The Baptist Messenger remains the third largest subscription newspaper in Oklahoma in terms of paid subscriptions. The genius behind the Messenger has been the ability to produce church wraps that serve as a communication tool for the local church and its ministry, while simultaneously placing in the hands of local church members Baptist news from Oklahoma and around the world.
With the coming of the digital age, print newspapers in general have faced declining subscriptions and hard times. Many print papers in cities across the country have folded. Baptist state papers have landed on hard times, and many have stopped producing a weekly paper or have gone to a digital format. The results have not been as overwhelmingly successful as one might think. While the Baptist Messenger has faced a significant drop in subscriptions, it is still one of the largest printed papers in the SBC.
One might rightly ask, “Is the Messenger the best way to get Baptist news to our people? Is it even important in these days of loosened denominational connectivity to get the story of Baptist work out across the state? Why don’t we just stop spending money printing the Messenger and go to digital only?” In a short article, I cannot give detailed answers, but let me give you some significant reasons why the Baptist Messenger is so important to Baptist life.
Let me begin with Oklahoma Baptists’ influence in the public arena. Because Baptists are the largest denomination in Oklahoma, what we say is important to politicians. When the Messenger speaks on moral and ethical issues, legislators and executive government officials know Baptist voters respond. More than once, Oklahoma Baptists have tied up the phone lines at the state capitol after the Messenger has called us to action.

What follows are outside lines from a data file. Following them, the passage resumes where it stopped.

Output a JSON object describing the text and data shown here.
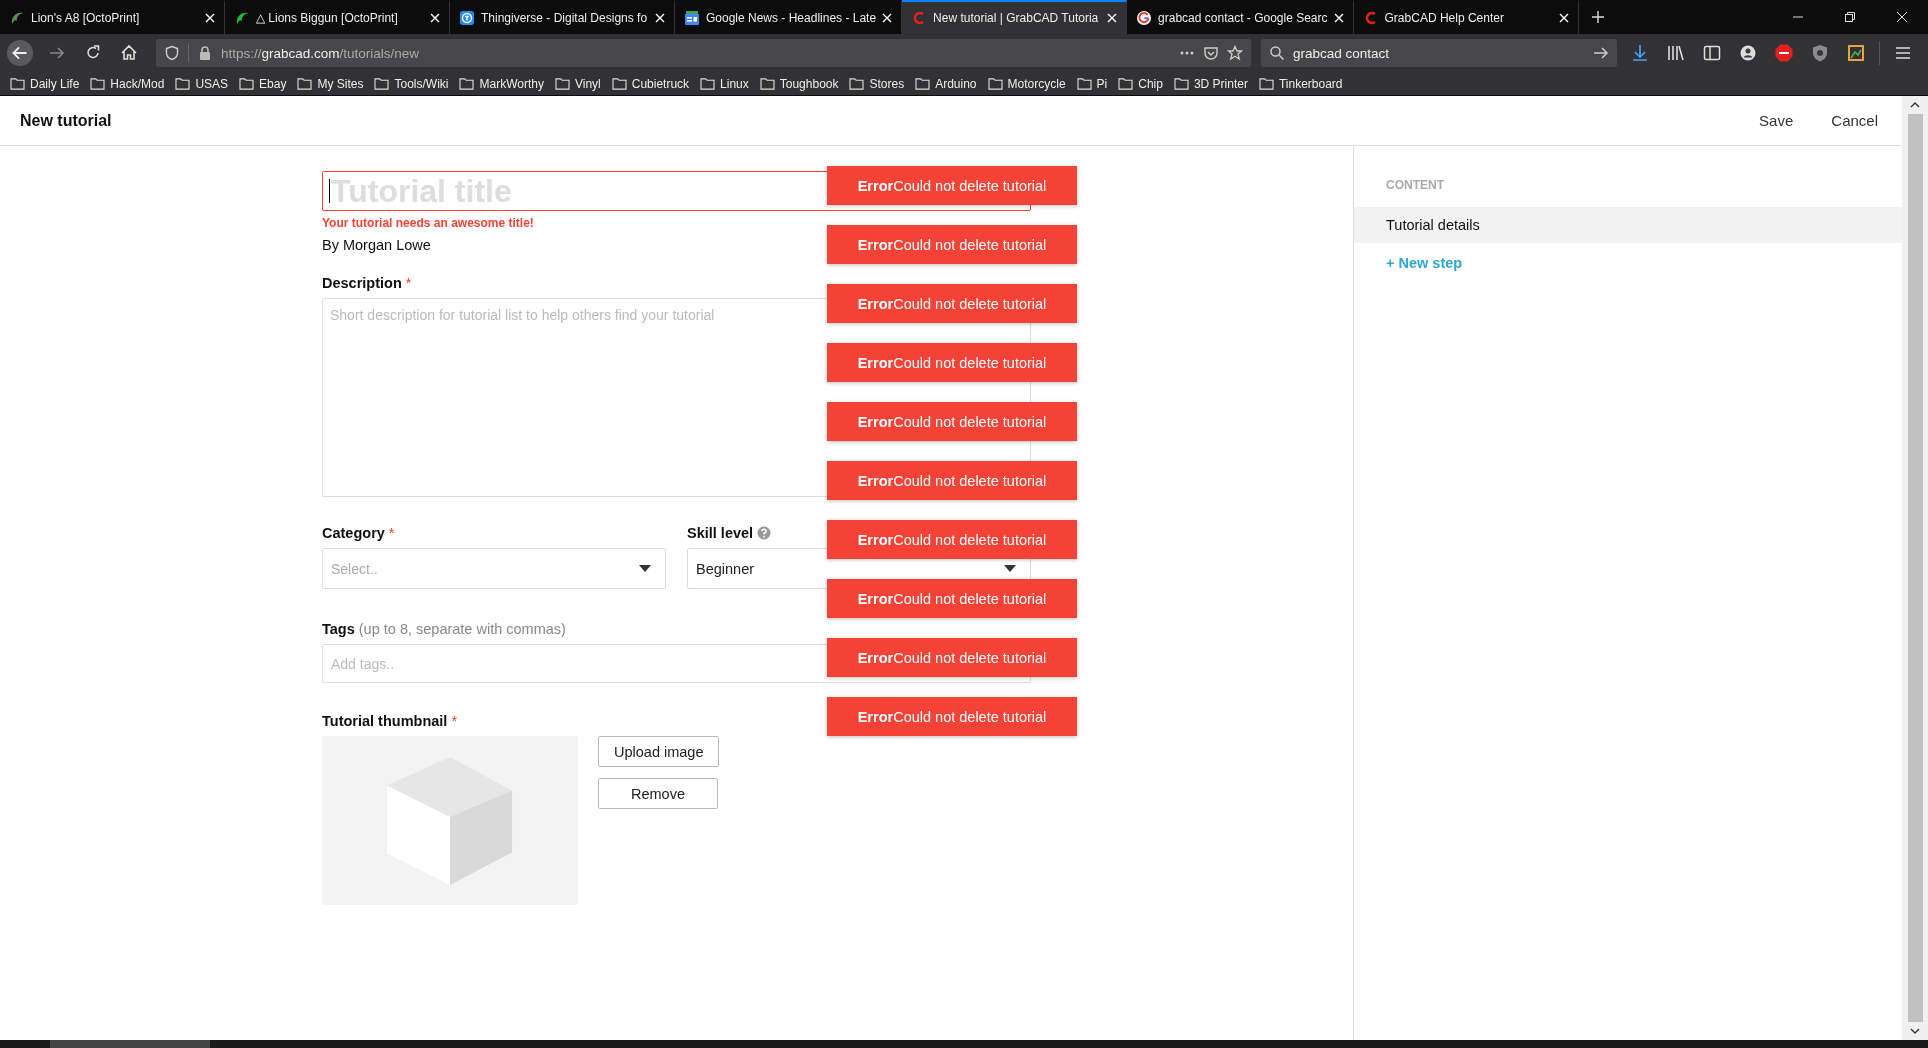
{
  "browser": {
    "tabs": [
      {
        "title": "Lion's A8 [OctoPrint]",
        "kind": "leaf",
        "selected": false
      },
      {
        "title": "△ Lions Biggun [OctoPrint]",
        "kind": "leaf",
        "selected": false
      },
      {
        "title": "Thingiverse - Digital Designs fo",
        "kind": "badge",
        "selected": false
      },
      {
        "title": "Google News - Headlines - Late",
        "kind": "news",
        "selected": false
      },
      {
        "title": "New tutorial | GrabCAD Tutoria",
        "kind": "c",
        "selected": true
      },
      {
        "title": "grabcad contact - Google Searc",
        "kind": "g",
        "selected": false
      },
      {
        "title": "GrabCAD Help Center",
        "kind": "c",
        "selected": false
      }
    ],
    "url": {
      "scheme": "https://",
      "host": "grabcad.com",
      "path": "/tutorials/new"
    },
    "search_value": "grabcad contact",
    "bookmarks": [
      "Daily Life",
      "Hack/Mod",
      "USAS",
      "Ebay",
      "My Sites",
      "Tools/Wiki",
      "MarkWorthy",
      "Vinyl",
      "Cubietruck",
      "Linux",
      "Toughbook",
      "Stores",
      "Arduino",
      "Motorcycle",
      "Pi",
      "Chip",
      "3D Printer",
      "Tinkerboard"
    ]
  },
  "header": {
    "title": "New tutorial",
    "actions": [
      "Save",
      "Cancel"
    ]
  },
  "form": {
    "title_field": {
      "placeholder": "Tutorial title",
      "error": "Your tutorial needs an awesome title!"
    },
    "author": "By Morgan Lowe",
    "description": {
      "label": "Description",
      "required_mark": "*",
      "placeholder": "Short description for tutorial list to help others find your tutorial"
    },
    "category": {
      "label": "Category",
      "required_mark": "*",
      "placeholder": "Select.."
    },
    "skill_level": {
      "label": "Skill level",
      "value": "Beginner"
    },
    "tags": {
      "label": "Tags",
      "hint": "(up to 8, separate with commas)",
      "placeholder": "Add tags.."
    },
    "thumbnail": {
      "label": "Tutorial thumbnail",
      "required_mark": "*",
      "buttons": [
        "Upload image",
        "Remove"
      ]
    }
  },
  "sidebar": {
    "heading": "CONTENT",
    "items": [
      {
        "label": "Tutorial details",
        "selected": true
      }
    ],
    "add_link": "+ New step"
  },
  "toasts": [
    {
      "title": "Error",
      "message": "Could not delete tutorial"
    },
    {
      "title": "Error",
      "message": "Could not delete tutorial"
    },
    {
      "title": "Error",
      "message": "Could not delete tutorial"
    },
    {
      "title": "Error",
      "message": "Could not delete tutorial"
    },
    {
      "title": "Error",
      "message": "Could not delete tutorial"
    },
    {
      "title": "Error",
      "message": "Could not delete tutorial"
    },
    {
      "title": "Error",
      "message": "Could not delete tutorial"
    },
    {
      "title": "Error",
      "message": "Could not delete tutorial"
    },
    {
      "title": "Error",
      "message": "Could not delete tutorial"
    },
    {
      "title": "Error",
      "message": "Could not delete tutorial"
    }
  ]
}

The Messenger keeps Oklahoma Baptists informed about major cooperative events and ministries across our state. A case in point was the recent 100th Anniversary Celebration at Falls Creek. The Messenger was key in promoting the event and told the after story of this awesome gathering. The same is true regarding a myriad of things we do together.
Without the Messenger, our Baptist unity and loyalty is lost. An informed people tends to find greater unity. The Messenger keeps us informed about our common causes and ministries that are dear to our hearts. If Oklahoma Baptists had little or no knowledge of the impact of BGCO ministries such as Falls Creek, Sunday School training, evangelism events, partnership missions, or all the work of Oklahoma Baptist University, Oklahoma Baptist Homes for Children, Baptist Village Communities and The Baptist Foundation of Oklahoma, connectivity would be lost.
The Messenger is one of the most economic ways to get news of the local church before its people. The church wrap gives churches opportunity to keep their work before their members with the added advantage of receiving broader Baptist news.
Why do we keep printing a newspaper and not go totally digital? Because if we stopped the printed paper, we would immediately lose a large segment of the legacy supporters and givers to Baptist causes. Oklahoma Baptists would lose the political clout on moral issues. Additionally, while the digital age has made advances, it still does not give us total coverage.
Thank you for reading the Baptist Messenger. Brian Hobbs and his staff work hard to make the Messenger informative and inspirational. I thank God for this powerful tool for communication and partnership with our churches.